By Amit Roy
‘LITTLE EVIDENCE OF BRITISH AID AMID DEVASTATION ON THE GROUND’
PRIME Minister Theresa May needs to be ultra careful. People are out to get her – not just Labour, but Brexit bovver boys in her own party. She managed to survive the Grenfell Tower tragedy, which Labour tried to turn into a political crisis with the aim of toppling her. Now Grenfell is off the front pages but there is a risk that Hurricane Irma, causing devastation in the British Virgin Islands, could become her Katrina moment.
For most people in this country, hurricanes – illustrated by spiralling clouds on television – are normally far off acts of nature that periodically lash coastal regions in America or the Caribbean. But Irma has the potential to make landfall in Westminster because those suffering include Brits in the British Virgin Islands. Her government is already being accused of doing too little, too late and not anticipating a well trailed crisis.
Again, most people might not have been aware previously of these British territories but rather like Jamal Malik in Slumdog Millionaire, I knew of the British Virgin Islands for a personal reason. My lawyer friend, Richard Parsons, who is settled there with his wife, Janet, shared digs with me for a couple of years at university.
He responded to my email with a desperate SOS: “We all in the BVI need assistance. Can you please try and get us some publicity so that people in the UK, particularly the government, pay attention to the huge problems here?”
The government claims that some 500 British troops have been sent to the region, with 120 stationed in the British Virgin Islands. Fifty police are also being deployed there to establish law and order.
Richard tells a different story: “Basically, almost all infrastructure has been demolished,” he says. “Communications are minimal.”
He goes on: “We can only send this email by sitting outside the phone company office in town. There are no radio or TV stations working in the BVI. The electricity distribution system is all blown down and must take months or even a year to repair.
“The government admin building has most windows blown out and most of the interior is wrecked. There is looting everywhere. We have heard no message from the new UK governor, Augustus Jaspert, or the BVI premier, Dr Orlando Smith. This is in marked contrast to the apparently organised disaster response in the USVI.”
Richard adds: “There is one British naval vessel offshore, but we have seen no sailors coming ashore to help. Rumour on the street has it there is another ship coming?”

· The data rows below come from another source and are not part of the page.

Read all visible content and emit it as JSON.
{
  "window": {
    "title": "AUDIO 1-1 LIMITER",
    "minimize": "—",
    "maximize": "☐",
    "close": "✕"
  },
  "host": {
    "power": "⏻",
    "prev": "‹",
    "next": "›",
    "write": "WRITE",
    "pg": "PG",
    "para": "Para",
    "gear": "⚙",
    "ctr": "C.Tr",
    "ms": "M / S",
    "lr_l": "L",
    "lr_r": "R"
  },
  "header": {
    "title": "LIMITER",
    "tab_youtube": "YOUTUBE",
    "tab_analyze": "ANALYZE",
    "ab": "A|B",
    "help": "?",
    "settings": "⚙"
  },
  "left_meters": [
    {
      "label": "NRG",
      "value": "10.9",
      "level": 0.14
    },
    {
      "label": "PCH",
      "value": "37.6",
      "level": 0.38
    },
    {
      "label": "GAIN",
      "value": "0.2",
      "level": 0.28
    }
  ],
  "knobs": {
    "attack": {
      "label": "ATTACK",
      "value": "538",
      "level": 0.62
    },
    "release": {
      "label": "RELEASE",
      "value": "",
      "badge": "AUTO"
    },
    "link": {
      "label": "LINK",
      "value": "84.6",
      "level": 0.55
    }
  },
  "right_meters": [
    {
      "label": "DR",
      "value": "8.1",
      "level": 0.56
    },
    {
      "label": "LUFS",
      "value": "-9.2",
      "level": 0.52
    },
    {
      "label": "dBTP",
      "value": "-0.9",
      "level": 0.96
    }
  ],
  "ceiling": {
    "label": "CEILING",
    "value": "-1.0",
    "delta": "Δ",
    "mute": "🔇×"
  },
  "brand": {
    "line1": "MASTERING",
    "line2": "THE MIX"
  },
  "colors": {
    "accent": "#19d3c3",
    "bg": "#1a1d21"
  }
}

It may be that British troops will make their presence felt in the next few days, but already five people are reported to have died in the British Virgin Islands.
Who knows what might happen if the winds of change blow through Downing Street?